Please restate exactly the lines of the data below, beginning with the line containing "Read all visible text" and ending with the last line.

▸ **Provided information**
-*-*-
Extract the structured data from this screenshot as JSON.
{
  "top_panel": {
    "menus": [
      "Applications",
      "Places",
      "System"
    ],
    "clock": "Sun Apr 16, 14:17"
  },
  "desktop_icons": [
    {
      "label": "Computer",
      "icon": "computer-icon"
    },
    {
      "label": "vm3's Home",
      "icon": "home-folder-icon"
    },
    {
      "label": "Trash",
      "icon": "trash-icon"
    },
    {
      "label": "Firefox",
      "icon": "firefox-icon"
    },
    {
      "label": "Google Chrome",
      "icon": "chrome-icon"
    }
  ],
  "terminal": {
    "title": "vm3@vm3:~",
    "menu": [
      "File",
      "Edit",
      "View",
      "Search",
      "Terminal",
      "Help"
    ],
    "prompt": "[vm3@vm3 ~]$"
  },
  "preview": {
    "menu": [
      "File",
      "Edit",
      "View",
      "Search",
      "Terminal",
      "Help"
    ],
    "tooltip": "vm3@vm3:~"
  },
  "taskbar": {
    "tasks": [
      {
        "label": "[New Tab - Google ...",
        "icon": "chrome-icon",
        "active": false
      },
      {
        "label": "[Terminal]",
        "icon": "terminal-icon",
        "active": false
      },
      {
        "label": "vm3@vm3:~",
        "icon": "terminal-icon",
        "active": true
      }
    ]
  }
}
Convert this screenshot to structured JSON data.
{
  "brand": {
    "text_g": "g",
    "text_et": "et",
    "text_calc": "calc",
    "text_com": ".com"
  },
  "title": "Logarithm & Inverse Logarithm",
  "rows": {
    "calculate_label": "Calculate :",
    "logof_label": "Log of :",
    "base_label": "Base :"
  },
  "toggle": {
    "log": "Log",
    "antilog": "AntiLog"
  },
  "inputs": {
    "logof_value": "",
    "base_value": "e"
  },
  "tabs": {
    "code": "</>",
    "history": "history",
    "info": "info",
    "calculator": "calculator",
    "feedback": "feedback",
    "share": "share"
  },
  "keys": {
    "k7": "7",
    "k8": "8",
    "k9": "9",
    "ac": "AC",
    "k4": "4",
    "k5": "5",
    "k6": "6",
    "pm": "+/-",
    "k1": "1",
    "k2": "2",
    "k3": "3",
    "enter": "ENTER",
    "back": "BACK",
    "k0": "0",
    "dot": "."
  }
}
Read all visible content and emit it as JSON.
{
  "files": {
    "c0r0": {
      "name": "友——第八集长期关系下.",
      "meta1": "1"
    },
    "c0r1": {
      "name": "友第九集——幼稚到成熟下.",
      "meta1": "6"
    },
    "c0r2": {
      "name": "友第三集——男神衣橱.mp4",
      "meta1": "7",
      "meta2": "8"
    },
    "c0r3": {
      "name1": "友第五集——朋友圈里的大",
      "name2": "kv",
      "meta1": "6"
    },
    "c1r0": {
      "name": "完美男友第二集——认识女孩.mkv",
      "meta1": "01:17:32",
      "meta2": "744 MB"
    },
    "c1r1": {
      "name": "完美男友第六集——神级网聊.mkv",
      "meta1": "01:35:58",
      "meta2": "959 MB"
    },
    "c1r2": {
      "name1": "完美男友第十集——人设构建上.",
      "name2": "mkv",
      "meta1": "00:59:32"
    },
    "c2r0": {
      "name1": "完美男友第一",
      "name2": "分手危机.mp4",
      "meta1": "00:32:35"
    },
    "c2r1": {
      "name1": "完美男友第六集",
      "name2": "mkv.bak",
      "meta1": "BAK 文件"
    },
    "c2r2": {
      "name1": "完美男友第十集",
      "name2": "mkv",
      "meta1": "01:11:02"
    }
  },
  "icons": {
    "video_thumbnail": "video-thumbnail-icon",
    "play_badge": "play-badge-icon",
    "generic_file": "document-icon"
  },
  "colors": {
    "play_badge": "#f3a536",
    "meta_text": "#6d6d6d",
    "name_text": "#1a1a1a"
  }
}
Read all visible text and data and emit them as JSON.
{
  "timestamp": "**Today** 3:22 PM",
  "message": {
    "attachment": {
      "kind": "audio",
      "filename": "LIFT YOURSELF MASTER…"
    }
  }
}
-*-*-
▸ **Reply**
Read all visible text and data and emit them as JSON.
{
  "timestamp": "**Today** 3:22 PM",
  "message": {
    "attachment": {
      "kind": "audio",
      "filename": "LIFT YOURSELF MASTER…"
    }
  }
}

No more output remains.